In a zinc study, researchers followed more than 3,300 older adults for about eight years. Compared to those who had the highest zinc levels, those with the lowest zinc levels were 44 percent more likely to die from all causes and 24 percent more likely to die from heart disease. Doctors said the findings support older adults taking supplements.
In a coronary heart disease (CHD) study, doctors followed 3,500 people with CHD for 18 years and found that women and men who exercised once per week were 30 percent and 20 percent, respectively, less likely to die from any cause compared to those who did not exercise at all.Doctors in a study that used the new Vertical Auto Profile (VAP) cholesterol test explained that standard assessments don’t include and can’t detect important new heart disease risk factors. These newly emerging risk factors
include low levels of high-density lipoprotein-2 (HDL-2), and high levels of intermediate-density and very-low-density lipoproteins (IDL and VLDL-3). Doctors believed the standard assessment underestimates risk of heart disease in younger, healthy adults who have a family history of early heart disease and wanted to take a closer look.
In the study, researchers evaluated 89 men and women, average age 47, with a family history of premature CHD, who had received a “low risk” score based on the standard assessment. In addition to the VAP test, scientists also took a heart scan to detect calcium in the arteries and a blood test for C-reactive protein (CRP), a sign of chronic inflammation.
The most common heart disease risk factor the standard assessment missed was HDL-2, which was low—meaning more risk—in 72 percent of the study group.
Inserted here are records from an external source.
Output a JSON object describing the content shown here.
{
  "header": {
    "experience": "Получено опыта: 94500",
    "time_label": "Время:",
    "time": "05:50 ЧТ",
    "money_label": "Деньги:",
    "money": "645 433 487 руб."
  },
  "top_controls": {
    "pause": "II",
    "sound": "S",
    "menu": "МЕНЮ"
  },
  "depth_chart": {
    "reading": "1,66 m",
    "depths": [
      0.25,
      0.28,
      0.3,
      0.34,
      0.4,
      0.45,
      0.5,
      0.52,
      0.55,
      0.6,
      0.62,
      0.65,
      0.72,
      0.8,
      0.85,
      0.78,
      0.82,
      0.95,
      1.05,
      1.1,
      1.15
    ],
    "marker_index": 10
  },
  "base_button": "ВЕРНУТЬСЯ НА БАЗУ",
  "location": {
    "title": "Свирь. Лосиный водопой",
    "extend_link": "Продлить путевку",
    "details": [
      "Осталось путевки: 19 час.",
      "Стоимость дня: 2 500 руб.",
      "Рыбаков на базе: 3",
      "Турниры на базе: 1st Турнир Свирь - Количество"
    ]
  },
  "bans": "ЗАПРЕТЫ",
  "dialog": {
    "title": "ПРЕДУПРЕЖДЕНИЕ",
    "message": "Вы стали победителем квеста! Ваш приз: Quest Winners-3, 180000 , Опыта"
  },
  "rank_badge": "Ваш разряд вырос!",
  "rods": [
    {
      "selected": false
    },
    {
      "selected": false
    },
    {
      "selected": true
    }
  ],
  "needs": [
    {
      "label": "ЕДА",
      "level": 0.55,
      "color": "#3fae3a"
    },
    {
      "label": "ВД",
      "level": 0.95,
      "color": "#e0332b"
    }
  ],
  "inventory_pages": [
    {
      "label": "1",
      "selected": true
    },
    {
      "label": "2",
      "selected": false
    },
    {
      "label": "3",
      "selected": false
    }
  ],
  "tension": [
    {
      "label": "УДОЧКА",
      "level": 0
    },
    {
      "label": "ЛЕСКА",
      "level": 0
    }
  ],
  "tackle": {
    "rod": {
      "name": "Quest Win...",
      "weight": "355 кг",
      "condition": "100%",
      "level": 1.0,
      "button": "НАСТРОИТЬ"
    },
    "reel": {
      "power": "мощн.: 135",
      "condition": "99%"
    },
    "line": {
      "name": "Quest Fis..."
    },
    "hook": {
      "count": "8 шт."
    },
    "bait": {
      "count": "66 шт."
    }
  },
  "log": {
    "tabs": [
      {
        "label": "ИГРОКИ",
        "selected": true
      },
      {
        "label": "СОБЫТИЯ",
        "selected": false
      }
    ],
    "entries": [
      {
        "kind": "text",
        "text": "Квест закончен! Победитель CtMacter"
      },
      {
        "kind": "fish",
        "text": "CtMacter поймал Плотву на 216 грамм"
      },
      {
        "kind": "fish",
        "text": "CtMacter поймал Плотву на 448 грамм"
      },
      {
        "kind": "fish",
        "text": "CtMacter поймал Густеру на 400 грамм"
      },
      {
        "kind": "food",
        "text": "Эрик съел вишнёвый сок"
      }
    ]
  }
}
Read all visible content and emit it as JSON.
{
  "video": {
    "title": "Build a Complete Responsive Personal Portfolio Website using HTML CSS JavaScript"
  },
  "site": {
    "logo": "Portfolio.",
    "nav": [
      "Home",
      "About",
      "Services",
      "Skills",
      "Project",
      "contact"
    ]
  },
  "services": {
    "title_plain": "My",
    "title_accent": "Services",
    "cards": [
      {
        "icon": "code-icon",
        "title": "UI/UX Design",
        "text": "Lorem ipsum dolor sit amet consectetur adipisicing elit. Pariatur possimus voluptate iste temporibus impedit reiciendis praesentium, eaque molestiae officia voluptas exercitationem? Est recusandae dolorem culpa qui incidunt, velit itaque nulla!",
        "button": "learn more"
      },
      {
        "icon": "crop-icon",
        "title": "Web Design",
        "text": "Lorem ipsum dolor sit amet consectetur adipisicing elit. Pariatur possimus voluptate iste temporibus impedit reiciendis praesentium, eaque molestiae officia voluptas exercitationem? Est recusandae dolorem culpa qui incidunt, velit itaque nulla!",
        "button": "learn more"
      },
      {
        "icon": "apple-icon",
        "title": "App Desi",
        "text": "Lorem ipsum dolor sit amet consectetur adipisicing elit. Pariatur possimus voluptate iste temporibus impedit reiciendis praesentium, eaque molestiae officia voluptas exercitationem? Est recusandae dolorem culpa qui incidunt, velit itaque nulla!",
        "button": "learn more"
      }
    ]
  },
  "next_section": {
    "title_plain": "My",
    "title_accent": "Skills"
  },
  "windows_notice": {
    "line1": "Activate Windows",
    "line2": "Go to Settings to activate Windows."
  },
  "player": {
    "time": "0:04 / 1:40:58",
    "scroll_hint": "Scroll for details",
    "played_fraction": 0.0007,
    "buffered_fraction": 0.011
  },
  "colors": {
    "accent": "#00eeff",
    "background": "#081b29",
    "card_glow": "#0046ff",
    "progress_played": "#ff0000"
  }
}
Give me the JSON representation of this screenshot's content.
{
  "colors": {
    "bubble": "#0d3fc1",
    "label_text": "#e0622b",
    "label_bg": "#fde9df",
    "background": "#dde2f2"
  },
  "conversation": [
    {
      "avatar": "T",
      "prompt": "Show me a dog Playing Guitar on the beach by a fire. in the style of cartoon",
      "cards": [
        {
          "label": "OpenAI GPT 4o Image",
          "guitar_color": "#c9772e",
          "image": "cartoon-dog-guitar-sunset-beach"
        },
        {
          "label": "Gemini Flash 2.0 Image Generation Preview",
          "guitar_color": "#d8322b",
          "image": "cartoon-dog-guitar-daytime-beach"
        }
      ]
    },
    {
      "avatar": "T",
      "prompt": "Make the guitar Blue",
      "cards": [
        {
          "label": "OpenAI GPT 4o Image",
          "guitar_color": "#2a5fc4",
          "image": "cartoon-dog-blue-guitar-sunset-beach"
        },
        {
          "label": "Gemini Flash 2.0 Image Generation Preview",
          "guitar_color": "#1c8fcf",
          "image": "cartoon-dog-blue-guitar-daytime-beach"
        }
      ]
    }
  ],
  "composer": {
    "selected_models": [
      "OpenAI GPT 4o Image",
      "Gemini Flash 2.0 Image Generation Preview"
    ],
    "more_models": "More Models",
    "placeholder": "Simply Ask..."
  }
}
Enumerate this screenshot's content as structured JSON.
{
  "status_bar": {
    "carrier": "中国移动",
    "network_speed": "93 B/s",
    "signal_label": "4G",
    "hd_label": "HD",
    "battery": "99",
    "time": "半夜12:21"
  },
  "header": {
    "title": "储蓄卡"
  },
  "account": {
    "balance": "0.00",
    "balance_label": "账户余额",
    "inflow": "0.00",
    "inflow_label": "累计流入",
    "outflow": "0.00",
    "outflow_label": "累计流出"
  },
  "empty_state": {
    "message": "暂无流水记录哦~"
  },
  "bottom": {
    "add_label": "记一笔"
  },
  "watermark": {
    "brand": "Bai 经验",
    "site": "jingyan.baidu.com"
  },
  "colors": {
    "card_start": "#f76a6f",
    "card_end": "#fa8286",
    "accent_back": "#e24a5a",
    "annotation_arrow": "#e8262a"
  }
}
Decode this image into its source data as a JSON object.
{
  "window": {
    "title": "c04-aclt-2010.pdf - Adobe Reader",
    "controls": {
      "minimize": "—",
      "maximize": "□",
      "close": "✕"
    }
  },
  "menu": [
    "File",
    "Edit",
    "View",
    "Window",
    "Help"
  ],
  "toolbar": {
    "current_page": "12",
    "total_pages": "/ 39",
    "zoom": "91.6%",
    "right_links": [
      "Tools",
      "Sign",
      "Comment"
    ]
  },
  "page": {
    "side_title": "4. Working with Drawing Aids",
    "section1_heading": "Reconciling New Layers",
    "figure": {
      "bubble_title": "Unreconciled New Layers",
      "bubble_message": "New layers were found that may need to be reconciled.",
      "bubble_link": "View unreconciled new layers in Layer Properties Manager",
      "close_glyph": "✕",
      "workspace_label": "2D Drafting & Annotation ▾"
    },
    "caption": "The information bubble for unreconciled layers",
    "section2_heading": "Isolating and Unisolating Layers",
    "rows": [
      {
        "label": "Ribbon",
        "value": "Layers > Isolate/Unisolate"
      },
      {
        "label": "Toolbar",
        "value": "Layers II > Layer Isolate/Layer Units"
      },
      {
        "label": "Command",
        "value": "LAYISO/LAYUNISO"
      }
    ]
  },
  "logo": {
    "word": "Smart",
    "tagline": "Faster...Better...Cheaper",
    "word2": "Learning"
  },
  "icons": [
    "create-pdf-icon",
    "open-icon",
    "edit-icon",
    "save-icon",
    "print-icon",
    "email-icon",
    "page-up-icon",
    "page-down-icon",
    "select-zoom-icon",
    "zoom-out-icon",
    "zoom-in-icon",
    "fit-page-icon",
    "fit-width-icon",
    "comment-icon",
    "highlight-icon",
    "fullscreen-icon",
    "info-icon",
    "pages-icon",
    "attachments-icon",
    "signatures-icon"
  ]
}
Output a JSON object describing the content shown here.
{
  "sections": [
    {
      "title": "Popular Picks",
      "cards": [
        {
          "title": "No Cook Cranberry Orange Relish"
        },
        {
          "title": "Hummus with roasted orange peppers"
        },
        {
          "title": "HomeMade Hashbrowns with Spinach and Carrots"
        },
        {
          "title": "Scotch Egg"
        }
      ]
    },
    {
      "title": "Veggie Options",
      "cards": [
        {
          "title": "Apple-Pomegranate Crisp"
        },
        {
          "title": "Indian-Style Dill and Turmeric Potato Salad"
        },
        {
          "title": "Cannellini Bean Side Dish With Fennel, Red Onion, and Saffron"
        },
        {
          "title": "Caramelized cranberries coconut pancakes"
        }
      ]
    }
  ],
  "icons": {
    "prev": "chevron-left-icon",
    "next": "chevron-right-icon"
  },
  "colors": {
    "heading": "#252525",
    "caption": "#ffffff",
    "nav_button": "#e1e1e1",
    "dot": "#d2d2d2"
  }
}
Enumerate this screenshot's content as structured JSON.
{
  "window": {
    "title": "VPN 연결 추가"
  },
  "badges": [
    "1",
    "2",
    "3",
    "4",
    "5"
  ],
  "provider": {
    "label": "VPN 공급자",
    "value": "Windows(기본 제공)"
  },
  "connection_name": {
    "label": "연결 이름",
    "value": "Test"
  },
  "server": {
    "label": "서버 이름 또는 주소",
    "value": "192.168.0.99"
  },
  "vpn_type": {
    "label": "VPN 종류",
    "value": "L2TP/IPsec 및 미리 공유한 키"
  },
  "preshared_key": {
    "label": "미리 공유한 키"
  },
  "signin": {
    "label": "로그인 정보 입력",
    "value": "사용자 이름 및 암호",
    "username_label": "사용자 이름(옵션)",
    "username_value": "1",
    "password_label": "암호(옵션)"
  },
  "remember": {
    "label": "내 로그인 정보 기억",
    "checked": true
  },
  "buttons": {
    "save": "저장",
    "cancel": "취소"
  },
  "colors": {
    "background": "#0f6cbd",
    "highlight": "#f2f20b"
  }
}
The VAP test uncovered two other previously undetected cholesterol risk factors, IDL and VLDL-3, which were high—meaning more risk—in 49 percent of the study group. Nearly four in 10 participants had calcium buildup, or coronary atherosclerosis, and one-quarter had elevated levels of CRP.